Why I Support Louisiana Students Learning About Organ Donation
The Louisiana Legislative Session begins today in Baton Rouge and one of the measures being considered is whether or not high school students in Louisiana should be required to learn about organ donation.
The bill (LA HB 289), by Representative Barry Ivey, is one of 800, scheduled to be heard over the two-month-long session and if passed, would require both public and charter school high school students to receive at least 30 minutes of instruction on the importance of being an organ donor with the cooperation of private organ donation entities, like the Louisiana Organ Procurement Agency. Once educated about organ donation, young people can simply check a box when getting their driver’s license if they'd like to become organ donors or register online. A new poll found 41% of Americans are now registered organ donors. 39% of people in the poll said they personally know someone who's received an organ.
What a lot of people don't know, is that I'm closely acquainted with this issue. You see, my father was a transplant recipient. He received a heart transplant while I was in high school. You have no idea what an impact someone making that loving gesture can make in the lives of so many other people. My father was dying. He had his first heart attack when I was eight. He retired medically from the Air Force after 22 years as a Lt. Colonel. I have very few childhood memories that don't involve my father being sick or in the hospital.
My family moved away from Haughton, LA, the summer before my junior year in 1990 to Greenville, Ohio because our area simply didn't have the medical facilities at the time to keep him alive. He was spending most of his time at Wilford Hall Medical Center at Lackland AFB in San Antonio, TX. My brother was out of school and living his life. My mom couldn't leave my dad or me alone. We didn't have family here. We were military. My mother's parents were in Ohio. My father's parents had long passed. It was the only option. So, we moved. It was hard. I'm not going to lie. The move took a tremendous physical toll on my father. He literally spent that summer at St. Elizabeth's Hospital in Dayton, while I lived with my grandparents, kicking around their farm trying to make the cultural adjustment from mid-South Shreveport to an extremely rural mid-Western area.

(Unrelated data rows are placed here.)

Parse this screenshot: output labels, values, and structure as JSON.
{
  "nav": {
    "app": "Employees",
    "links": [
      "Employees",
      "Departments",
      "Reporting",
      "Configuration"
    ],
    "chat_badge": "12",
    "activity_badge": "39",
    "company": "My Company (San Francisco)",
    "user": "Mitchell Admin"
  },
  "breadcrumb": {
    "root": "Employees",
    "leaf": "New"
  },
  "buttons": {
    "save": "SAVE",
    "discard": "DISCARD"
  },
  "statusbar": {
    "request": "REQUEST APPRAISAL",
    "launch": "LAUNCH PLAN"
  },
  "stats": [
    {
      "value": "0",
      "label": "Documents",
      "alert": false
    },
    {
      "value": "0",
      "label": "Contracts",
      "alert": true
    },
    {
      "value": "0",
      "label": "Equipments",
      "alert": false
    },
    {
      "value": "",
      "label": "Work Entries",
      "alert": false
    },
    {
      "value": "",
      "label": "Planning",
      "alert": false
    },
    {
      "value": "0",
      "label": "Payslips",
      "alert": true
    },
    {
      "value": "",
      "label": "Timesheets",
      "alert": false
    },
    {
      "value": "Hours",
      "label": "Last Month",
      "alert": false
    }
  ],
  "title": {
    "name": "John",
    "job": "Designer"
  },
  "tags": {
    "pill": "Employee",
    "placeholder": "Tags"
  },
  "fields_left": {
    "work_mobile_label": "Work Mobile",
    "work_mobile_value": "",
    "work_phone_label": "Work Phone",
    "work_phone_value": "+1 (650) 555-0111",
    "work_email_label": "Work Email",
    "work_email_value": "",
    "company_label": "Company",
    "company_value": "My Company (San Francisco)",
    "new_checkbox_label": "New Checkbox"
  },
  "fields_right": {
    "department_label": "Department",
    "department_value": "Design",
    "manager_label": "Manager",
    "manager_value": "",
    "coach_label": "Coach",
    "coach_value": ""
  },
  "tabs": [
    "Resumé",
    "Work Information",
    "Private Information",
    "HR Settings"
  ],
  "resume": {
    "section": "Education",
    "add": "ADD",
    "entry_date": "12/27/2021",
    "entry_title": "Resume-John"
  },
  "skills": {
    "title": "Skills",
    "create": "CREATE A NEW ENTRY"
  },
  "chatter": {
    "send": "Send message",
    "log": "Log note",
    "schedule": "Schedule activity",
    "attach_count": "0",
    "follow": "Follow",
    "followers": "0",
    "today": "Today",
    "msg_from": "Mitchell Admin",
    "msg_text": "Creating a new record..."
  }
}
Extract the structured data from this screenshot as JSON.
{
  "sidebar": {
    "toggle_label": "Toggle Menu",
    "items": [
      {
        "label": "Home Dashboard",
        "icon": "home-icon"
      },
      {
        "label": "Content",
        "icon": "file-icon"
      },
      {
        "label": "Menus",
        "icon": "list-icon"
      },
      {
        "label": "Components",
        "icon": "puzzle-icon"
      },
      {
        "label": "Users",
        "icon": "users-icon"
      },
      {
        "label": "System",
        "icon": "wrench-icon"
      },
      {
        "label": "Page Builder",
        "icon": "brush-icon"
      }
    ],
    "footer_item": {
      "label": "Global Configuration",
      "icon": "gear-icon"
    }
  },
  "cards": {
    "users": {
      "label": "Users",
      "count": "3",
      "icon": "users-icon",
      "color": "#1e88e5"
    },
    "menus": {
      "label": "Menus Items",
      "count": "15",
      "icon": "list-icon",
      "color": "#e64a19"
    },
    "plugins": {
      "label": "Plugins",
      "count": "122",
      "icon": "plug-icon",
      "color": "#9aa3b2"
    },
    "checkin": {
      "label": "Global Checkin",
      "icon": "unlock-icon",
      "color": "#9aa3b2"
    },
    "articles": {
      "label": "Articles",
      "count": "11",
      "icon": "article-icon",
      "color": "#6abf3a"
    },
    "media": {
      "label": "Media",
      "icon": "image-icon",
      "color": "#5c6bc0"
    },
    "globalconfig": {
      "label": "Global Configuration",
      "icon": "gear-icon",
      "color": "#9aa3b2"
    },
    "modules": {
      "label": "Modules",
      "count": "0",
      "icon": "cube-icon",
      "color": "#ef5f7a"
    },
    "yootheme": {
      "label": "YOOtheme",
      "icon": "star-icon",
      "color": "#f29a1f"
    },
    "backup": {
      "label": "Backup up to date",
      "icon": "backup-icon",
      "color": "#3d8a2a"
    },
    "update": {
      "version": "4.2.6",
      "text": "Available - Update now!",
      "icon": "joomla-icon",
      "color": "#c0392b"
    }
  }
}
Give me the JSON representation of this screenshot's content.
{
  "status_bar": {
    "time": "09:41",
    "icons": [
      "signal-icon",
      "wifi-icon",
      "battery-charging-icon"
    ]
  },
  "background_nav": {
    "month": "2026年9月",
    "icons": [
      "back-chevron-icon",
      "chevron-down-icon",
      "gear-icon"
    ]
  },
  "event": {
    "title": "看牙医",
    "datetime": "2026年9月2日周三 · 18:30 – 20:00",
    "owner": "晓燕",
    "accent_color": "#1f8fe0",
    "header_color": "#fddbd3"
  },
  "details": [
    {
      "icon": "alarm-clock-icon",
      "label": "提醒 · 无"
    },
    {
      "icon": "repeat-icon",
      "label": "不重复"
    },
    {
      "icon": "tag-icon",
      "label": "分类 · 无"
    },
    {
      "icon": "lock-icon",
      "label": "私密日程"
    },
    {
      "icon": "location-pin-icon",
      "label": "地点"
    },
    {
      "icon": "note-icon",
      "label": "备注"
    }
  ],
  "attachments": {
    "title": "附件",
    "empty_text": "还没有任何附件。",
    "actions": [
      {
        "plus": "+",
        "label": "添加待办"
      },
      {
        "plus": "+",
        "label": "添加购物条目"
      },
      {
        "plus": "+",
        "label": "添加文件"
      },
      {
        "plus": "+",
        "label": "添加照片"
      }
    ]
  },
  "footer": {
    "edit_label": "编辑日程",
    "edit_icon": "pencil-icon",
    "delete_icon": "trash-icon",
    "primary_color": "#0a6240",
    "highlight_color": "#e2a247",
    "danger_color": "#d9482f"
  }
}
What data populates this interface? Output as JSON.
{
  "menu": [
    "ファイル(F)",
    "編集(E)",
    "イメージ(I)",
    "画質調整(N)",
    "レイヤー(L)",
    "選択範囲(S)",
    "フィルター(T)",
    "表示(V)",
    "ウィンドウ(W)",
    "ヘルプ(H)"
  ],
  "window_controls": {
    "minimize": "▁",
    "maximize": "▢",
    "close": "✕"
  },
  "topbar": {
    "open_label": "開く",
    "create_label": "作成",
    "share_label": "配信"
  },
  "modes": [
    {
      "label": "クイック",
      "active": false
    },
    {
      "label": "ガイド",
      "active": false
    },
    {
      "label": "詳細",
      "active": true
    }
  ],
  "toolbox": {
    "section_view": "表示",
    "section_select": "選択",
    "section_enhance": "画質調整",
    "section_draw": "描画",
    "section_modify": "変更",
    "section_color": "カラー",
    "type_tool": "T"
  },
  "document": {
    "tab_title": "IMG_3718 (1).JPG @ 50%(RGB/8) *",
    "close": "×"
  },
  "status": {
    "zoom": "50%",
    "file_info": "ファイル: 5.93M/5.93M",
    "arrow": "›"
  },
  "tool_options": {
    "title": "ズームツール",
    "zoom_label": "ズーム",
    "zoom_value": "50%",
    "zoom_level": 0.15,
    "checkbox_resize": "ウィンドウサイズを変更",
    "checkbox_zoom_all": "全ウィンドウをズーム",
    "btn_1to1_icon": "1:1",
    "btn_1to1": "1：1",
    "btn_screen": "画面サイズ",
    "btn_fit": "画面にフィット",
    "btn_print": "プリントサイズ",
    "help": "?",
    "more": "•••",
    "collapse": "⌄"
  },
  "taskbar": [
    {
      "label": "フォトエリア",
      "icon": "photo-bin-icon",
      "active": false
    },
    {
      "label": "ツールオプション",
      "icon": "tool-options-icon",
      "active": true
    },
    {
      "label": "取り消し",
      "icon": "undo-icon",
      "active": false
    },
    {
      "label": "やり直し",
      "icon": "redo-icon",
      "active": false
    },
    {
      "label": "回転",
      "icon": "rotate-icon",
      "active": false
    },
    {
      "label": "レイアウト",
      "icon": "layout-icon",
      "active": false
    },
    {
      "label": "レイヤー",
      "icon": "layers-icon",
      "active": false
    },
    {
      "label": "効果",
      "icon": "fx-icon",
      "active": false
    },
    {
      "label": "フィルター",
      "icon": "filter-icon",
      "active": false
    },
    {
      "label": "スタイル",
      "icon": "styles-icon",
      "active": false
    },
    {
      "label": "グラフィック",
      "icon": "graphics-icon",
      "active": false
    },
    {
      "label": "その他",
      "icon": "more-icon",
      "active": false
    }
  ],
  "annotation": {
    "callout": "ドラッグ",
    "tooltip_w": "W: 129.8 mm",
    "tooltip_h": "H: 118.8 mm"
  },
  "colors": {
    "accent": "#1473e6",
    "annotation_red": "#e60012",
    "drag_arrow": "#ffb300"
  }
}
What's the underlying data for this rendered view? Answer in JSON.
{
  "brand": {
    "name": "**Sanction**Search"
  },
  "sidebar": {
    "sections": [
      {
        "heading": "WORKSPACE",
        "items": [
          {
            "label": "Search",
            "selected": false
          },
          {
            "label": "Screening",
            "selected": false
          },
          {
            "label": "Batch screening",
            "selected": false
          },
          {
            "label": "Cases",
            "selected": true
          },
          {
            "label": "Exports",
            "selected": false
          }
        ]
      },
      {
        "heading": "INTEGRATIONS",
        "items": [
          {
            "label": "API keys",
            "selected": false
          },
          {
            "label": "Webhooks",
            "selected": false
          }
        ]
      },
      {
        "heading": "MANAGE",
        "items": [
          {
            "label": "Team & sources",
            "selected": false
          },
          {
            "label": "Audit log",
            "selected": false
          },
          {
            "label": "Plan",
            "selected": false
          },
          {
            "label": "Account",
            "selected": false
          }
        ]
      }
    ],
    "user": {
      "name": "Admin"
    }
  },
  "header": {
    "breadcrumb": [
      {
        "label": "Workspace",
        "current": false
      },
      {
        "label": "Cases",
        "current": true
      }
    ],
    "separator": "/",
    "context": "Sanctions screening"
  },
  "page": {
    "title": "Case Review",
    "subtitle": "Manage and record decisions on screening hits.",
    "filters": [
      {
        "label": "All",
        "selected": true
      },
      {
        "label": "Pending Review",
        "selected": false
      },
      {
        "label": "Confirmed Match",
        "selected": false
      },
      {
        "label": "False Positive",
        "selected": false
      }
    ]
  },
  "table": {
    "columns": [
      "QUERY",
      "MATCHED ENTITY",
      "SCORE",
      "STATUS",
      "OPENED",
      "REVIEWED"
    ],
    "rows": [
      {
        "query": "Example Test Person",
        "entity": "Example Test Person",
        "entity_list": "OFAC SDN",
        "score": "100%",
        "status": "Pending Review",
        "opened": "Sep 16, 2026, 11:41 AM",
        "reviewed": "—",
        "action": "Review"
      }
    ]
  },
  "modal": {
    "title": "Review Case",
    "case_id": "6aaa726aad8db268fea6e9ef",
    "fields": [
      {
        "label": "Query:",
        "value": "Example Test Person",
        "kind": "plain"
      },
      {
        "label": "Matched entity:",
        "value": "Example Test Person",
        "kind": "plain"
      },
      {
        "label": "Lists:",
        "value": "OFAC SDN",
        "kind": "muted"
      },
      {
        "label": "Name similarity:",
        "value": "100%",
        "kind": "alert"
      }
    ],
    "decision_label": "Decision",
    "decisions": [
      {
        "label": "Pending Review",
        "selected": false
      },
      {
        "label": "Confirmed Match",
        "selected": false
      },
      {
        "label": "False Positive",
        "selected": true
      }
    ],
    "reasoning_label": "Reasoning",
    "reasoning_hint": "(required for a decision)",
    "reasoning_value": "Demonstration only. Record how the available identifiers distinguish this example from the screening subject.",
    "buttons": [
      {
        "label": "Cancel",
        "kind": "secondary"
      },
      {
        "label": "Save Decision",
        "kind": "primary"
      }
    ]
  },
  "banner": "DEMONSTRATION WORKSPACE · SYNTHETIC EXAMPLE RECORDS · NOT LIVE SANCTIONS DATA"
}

Things weren't looking good. Then a miracle happened. There was a fairly new transplant program at IUPUI (Indiana University-Purdue University at Indianapolis). And after a long hard road, my father qualified for the program and within days, a heart was found. Those knowledgeable about these things would know it was a true miracle. In addition to having to be from someone with a matching blood type, etc... the organ has to be from someone from a similar body size and my daddy was a big man.
Thanks to the selflessness of another and their family, I got 16 more years with my father. As many of you know, he almost made it to walk me down the aisle. God love him, he finished just short of the finish line, but he tried... God, how he tried. So, thank you. God is good. Thank you to that nameless donor. Thank you to their family. Thank you for the memories you have given me and my family through your generosity. Thank you for letting my daddy be there at my high school graduation, and my college graduation, for being able to be around to hear me on the air, for giving him the chance to meet countless boyfriends, and finally meeting and blessing my choice of husband, even though we didn't make it. And, of course, to kick my butt when I wasn't doing what I was supposed to be doing... Which I wasn't... A lot!
So, in closing, this wasn't for me to spill my guts, it was for you to think twice the next time you step up to the counter at the DMV. Check the organ donor box. You'll be gone someday. We all will. Give the gift of love. Give the gift of life. I am.